The Pennine border-town of Todmorden is founded on the acumen and discipline of the Fielden family, and particularly “Honest John” Fielden (1784-1849). The son of a clothier, he built up the Fielden Brothers’ cotton-spinning business and pursued an energetic political career as MP for Oldham alongside William Cobbett. As a successful millowner, he argued a powerful case for an eight-hour day, saying that shorter working days would equally benefit factory-owners and workers by restricting production and thereby increasing prices and wages.
He also founded the first Unitarian church in Todmorden, and served as its Sunday School superintendent, exerting a “severe and wholesome discipline”.
He handed on the business, first to his brother Thomas (1790-1869), and then to his three sons, Samuel (1816-1889), John (1822-1893) and Joshua Fielden (1827-1887).
Fielden Brothers became an extremely powerful business, employing at its peak two thousand workers with, in addition to the Todmorden mills, trading offices in Manchester, Liverpool, London and New York. In the period 1850-65 it generated net profits of around £1.2 million. During the cotton famine of 1861-5, Fieldens paid half wages to their unemployed workers for road-building and other public works.

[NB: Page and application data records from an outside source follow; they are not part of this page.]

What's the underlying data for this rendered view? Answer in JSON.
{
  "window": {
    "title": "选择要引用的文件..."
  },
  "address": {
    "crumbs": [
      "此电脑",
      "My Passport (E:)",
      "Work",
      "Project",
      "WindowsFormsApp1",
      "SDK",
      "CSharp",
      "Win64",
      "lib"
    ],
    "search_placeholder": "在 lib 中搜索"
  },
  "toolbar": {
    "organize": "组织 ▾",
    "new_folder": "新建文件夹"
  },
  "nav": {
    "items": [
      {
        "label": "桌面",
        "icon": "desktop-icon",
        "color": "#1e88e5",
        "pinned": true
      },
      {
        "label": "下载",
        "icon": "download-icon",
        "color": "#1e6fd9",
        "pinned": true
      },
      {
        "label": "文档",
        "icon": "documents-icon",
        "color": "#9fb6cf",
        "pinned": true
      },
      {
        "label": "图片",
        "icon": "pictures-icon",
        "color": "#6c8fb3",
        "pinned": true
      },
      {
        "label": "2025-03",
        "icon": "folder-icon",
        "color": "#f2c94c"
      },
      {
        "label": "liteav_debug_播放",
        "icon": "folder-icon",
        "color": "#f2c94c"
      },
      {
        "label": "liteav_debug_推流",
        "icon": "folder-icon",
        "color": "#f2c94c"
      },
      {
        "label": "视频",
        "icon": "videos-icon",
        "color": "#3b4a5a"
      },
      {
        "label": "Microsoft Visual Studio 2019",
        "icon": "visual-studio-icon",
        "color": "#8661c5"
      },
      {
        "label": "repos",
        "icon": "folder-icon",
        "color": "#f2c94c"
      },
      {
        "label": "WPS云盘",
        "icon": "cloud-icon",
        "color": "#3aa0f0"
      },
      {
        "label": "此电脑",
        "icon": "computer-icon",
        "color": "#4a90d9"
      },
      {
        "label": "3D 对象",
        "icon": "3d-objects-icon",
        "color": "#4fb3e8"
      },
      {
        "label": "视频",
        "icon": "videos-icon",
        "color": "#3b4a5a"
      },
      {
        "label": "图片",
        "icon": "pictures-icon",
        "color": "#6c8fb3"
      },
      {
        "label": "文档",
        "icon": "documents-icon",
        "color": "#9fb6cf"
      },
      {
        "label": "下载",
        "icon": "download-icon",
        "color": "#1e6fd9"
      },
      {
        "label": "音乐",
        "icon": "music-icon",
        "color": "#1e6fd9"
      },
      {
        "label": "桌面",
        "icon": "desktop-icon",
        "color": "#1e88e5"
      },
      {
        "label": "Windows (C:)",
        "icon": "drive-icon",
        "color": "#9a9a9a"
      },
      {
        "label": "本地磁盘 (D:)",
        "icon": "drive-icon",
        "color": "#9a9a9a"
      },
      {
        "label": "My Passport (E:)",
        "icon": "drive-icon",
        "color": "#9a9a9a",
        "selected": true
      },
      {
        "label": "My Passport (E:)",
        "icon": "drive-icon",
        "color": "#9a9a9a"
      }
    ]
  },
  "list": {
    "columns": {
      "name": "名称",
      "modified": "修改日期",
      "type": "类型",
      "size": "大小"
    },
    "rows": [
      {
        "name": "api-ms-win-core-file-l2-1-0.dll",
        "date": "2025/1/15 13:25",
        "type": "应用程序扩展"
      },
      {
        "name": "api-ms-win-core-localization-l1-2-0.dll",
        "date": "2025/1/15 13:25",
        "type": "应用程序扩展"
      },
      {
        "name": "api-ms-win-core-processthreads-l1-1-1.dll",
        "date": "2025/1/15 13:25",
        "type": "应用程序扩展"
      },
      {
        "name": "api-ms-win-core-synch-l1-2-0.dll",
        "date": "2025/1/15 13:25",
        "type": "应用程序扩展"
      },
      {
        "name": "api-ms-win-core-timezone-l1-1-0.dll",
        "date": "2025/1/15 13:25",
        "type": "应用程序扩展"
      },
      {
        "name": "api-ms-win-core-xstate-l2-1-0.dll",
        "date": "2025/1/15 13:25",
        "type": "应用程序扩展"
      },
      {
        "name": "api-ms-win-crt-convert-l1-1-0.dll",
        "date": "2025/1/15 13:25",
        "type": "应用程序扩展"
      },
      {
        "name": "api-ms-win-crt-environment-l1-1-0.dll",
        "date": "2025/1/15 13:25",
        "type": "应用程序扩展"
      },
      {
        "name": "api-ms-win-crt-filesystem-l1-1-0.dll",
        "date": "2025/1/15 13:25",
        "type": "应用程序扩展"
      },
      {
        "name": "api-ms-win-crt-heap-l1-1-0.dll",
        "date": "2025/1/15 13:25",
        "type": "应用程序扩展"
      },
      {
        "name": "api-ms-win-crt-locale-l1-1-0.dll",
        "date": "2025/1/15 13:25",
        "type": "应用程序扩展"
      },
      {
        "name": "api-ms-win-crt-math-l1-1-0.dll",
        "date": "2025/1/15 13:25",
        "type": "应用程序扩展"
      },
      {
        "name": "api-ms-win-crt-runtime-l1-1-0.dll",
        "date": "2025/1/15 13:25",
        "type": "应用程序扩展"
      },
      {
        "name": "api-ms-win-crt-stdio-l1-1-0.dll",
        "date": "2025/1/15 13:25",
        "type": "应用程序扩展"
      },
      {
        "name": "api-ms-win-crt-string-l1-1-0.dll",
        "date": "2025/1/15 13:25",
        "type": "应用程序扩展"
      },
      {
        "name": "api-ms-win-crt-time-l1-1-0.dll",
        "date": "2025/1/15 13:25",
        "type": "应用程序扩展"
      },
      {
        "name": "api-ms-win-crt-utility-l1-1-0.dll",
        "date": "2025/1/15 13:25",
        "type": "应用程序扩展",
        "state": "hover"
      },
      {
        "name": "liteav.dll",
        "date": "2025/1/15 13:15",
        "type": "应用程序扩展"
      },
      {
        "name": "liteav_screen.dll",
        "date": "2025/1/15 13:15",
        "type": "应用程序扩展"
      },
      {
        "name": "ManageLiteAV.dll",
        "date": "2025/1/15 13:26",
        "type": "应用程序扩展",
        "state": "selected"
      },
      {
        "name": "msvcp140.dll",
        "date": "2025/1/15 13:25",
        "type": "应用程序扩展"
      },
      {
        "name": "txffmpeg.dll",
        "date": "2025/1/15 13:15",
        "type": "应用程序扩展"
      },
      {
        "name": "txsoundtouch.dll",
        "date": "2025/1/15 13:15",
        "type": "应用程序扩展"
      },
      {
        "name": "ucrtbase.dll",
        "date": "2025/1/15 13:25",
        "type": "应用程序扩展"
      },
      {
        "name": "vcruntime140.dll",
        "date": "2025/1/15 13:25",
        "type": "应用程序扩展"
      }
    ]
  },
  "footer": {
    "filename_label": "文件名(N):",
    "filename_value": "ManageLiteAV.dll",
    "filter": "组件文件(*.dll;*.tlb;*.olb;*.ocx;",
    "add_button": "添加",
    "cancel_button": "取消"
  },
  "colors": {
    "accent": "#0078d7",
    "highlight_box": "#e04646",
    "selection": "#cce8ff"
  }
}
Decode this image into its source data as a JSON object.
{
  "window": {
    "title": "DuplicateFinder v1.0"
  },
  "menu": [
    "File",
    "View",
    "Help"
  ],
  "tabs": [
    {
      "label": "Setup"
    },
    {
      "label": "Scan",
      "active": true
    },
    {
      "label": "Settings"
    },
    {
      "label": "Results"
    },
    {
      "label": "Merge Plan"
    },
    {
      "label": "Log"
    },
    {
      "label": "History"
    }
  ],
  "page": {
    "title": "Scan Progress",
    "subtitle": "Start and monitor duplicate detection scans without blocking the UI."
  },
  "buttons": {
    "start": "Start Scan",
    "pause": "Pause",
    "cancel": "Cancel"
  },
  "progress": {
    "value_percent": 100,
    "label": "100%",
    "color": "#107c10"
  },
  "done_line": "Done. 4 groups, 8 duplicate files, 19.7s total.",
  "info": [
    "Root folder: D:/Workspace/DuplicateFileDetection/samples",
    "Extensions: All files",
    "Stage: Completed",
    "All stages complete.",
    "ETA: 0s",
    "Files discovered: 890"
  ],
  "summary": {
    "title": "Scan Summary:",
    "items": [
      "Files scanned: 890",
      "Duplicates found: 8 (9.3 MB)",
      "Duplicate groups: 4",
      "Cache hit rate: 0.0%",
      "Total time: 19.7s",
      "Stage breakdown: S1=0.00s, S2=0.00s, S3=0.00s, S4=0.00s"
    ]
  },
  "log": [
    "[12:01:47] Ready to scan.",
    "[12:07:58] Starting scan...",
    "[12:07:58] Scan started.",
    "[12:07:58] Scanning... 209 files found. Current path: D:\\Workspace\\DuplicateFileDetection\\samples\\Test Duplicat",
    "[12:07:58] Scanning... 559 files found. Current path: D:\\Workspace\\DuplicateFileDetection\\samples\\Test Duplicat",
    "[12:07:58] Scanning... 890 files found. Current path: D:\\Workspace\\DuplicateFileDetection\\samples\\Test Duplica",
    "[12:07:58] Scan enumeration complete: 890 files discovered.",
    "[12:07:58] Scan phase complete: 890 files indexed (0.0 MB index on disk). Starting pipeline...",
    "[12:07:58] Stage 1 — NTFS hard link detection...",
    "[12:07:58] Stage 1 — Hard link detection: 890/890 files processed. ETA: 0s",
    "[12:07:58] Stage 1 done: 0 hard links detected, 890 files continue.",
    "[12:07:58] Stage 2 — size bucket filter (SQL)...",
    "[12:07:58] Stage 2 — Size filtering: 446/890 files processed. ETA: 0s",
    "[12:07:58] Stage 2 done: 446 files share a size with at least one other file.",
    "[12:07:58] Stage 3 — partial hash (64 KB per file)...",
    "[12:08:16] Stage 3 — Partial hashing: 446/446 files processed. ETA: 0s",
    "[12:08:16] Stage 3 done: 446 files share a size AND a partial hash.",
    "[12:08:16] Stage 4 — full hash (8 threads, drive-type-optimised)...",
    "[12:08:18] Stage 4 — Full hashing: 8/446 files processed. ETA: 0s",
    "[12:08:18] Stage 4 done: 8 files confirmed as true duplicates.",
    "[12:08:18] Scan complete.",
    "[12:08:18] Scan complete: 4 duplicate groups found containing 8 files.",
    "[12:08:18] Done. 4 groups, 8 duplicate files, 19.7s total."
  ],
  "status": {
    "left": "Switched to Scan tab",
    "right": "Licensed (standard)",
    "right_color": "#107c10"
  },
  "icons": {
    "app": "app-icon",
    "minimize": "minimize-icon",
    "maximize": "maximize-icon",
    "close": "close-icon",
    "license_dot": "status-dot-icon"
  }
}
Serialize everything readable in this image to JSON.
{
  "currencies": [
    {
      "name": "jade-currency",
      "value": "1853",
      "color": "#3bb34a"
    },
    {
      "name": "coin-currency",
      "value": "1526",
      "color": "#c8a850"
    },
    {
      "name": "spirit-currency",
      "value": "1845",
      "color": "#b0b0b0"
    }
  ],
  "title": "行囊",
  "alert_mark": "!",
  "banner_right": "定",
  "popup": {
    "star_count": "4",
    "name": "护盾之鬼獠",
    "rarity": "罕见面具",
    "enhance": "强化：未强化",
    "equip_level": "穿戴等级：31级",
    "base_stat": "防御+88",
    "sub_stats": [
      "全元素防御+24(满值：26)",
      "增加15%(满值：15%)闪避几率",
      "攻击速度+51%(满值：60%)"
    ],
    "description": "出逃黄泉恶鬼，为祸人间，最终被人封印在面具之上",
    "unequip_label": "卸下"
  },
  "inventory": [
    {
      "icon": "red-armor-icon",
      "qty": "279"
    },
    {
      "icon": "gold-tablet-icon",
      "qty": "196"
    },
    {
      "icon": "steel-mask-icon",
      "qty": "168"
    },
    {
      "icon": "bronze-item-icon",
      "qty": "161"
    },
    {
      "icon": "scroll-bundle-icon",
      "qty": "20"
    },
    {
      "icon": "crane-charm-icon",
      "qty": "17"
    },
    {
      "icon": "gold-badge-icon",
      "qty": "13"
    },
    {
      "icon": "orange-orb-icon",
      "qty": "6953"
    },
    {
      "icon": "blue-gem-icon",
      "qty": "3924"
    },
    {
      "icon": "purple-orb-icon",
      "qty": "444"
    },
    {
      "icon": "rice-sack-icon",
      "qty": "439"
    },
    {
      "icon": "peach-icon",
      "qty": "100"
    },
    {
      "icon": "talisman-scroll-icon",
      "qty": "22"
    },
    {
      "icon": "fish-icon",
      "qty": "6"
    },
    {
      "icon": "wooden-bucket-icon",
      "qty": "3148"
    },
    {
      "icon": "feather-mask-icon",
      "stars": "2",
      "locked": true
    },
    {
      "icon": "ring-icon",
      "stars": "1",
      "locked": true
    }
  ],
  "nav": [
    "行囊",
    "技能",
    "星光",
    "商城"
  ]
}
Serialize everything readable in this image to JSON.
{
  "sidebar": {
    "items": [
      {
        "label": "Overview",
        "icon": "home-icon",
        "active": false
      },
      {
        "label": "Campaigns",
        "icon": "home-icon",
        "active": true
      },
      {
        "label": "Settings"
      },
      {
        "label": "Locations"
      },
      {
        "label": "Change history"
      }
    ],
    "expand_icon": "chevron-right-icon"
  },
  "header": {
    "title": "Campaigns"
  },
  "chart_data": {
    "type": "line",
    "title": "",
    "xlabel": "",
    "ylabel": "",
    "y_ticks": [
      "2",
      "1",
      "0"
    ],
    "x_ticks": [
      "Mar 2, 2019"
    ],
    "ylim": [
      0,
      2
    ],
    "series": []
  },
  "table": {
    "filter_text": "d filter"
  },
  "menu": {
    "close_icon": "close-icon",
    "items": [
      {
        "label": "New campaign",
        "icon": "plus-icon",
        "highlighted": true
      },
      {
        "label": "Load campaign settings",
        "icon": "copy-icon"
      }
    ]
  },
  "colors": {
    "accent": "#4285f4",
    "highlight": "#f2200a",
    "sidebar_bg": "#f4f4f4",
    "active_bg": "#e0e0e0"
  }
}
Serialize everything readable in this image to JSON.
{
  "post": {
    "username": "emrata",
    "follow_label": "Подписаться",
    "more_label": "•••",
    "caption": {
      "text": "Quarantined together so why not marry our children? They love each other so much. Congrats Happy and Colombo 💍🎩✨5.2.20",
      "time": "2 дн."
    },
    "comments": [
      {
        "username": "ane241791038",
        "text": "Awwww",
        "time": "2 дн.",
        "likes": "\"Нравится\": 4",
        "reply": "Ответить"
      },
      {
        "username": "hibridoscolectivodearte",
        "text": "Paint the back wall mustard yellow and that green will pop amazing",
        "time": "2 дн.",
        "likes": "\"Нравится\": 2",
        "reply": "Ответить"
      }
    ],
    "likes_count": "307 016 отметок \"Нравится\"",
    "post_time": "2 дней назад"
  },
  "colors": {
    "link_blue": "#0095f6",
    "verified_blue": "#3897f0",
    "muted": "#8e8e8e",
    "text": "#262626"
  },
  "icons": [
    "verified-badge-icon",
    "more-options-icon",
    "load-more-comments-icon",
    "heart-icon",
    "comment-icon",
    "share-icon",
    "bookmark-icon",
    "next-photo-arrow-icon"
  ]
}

Of the three, Joshua was the most prominent. He became a Conservative MP, retired from the business in 1869 and bought Nutfield Park, Surrey. There and on his yacht, Zingara, he lived an opulent lifestyle, particularly after giving up his parliamentary seat in 1880. He died at Cannes, and was brought back to Todmorden for burial: despite his expensive tastes he left an estate of half a million pounds.
John Jnr lived a quite different lifestyle. He chose as his wife a mill-girl called Ruth, for whom he built Dobroyd Castle, designed by John Gibson and completed in 1869 at a cost of £71,589. This sombre, domineering pile on a hill high above the town remained in family ownership until 1942, when it became a Home Office approved school for boys and later an independent boarding school for boys with emotional and behavioural difficulties.
In 1995 it was purchased for £320,000 by the New Kadampa Buddhist Tradition and opened as the Losang Dragpa Centre for meditational retreats. The Buddhists peremptorily moved out in August 2007, and the Castle reopened as an outdoor pursuits centre, operated by Robinwood Activity Centres [http://www.robinwood.co.uk/activitycentres/dobroydcastle], in March 2009.
Dobroyd Castle is not open to the public.
The 80-page, A4 handbook for the 2012 Yorkshire Mills & Mill Towns tour, with text, photographs and a reading list, is available for purchase, price £10.00 including postage and packing. To view sample pages click here. Please send a cheque, payable to Mike Higginbottom, to 63 Vivian Road, Sheffield, S5 6WJ.